----- DATA EXCERPTS

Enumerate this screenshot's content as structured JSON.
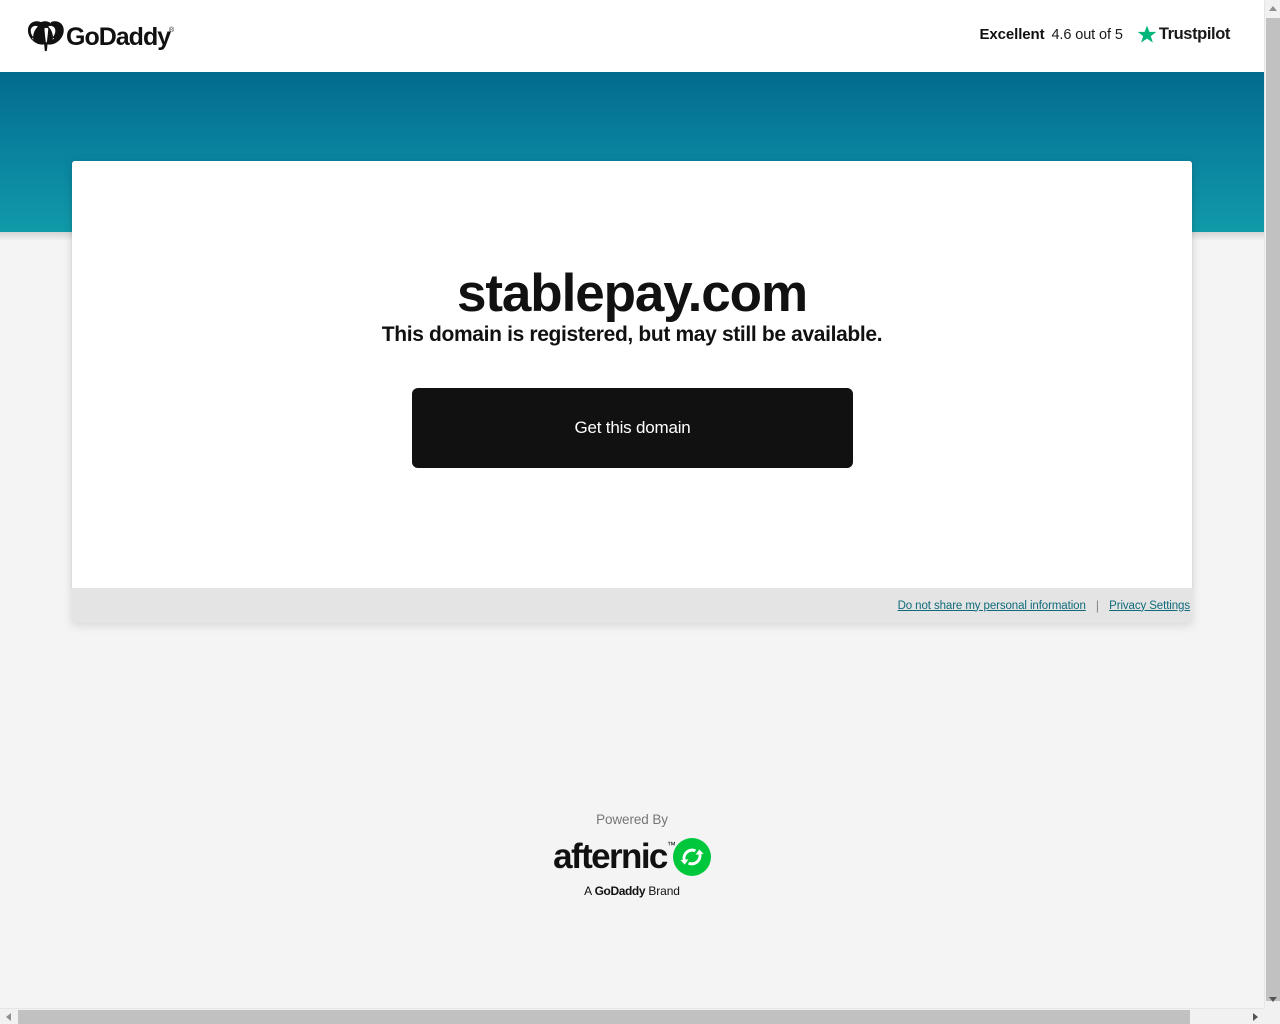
{
  "header": {
    "brand_name": "GoDaddy",
    "brand_logo_icon": "godaddy-heart-logo",
    "trustpilot": {
      "rating_word": "Excellent",
      "rating_text": "4.6 out of 5",
      "logo_name": "Trustpilot",
      "star_icon": "trustpilot-star-icon",
      "star_color": "#00b67a"
    }
  },
  "banner": {
    "gradient_top": "#036b8e",
    "gradient_bottom": "#119aa9"
  },
  "card": {
    "domain_name": "stablepay.com",
    "subtitle": "This domain is registered, but may still be available.",
    "cta_label": "Get this domain",
    "cta_background": "#111111",
    "footer": {
      "do_not_share_link": "Do not share my personal information",
      "divider": "|",
      "privacy_settings_link": "Privacy Settings",
      "link_color": "#0f6b7a"
    }
  },
  "powered_by": {
    "label": "Powered By",
    "wordmark": "afternic",
    "trademark": "™",
    "icon": "afternic-recycle-arrows-icon",
    "icon_color": "#00c73c",
    "brand_line_prefix": "A ",
    "brand_line_brand": "GoDaddy",
    "brand_line_suffix": " Brand"
  },
  "scrollbars": {
    "vertical_up_icon": "scroll-up-arrow-icon",
    "vertical_down_icon": "scroll-down-arrow-icon",
    "horizontal_left_icon": "scroll-left-arrow-icon",
    "horizontal_right_icon": "scroll-right-arrow-icon"
  }
}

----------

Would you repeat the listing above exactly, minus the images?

Enumerate this screenshot's content as structured JSON.
{
  "header": {
    "brand_name": "GoDaddy",
    "brand_logo_icon": "godaddy-heart-logo",
    "trustpilot": {
      "rating_word": "Excellent",
      "rating_text": "4.6 out of 5",
      "logo_name": "Trustpilot",
      "star_icon": "trustpilot-star-icon",
      "star_color": "#00b67a"
    }
  },
  "banner": {
    "gradient_top": "#036b8e",
    "gradient_bottom": "#119aa9"
  },
  "card": {
    "domain_name": "stablepay.com",
    "subtitle": "This domain is registered, but may still be available.",
    "cta_label": "Get this domain",
    "cta_background": "#111111",
    "footer": {
      "do_not_share_link": "Do not share my personal information",
      "divider": "|",
      "privacy_settings_link": "Privacy Settings",
      "link_color": "#0f6b7a"
    }
  },
  "powered_by": {
    "label": "Powered By",
    "wordmark": "afternic",
    "trademark": "™",
    "icon": "afternic-recycle-arrows-icon",
    "icon_color": "#00c73c",
    "brand_line_prefix": "A ",
    "brand_line_brand": "GoDaddy",
    "brand_line_suffix": " Brand"
  },
  "scrollbars": {
    "vertical_up_icon": "scroll-up-arrow-icon",
    "vertical_down_icon": "scroll-down-arrow-icon",
    "horizontal_left_icon": "scroll-left-arrow-icon",
    "horizontal_right_icon": "scroll-right-arrow-icon"
  }
}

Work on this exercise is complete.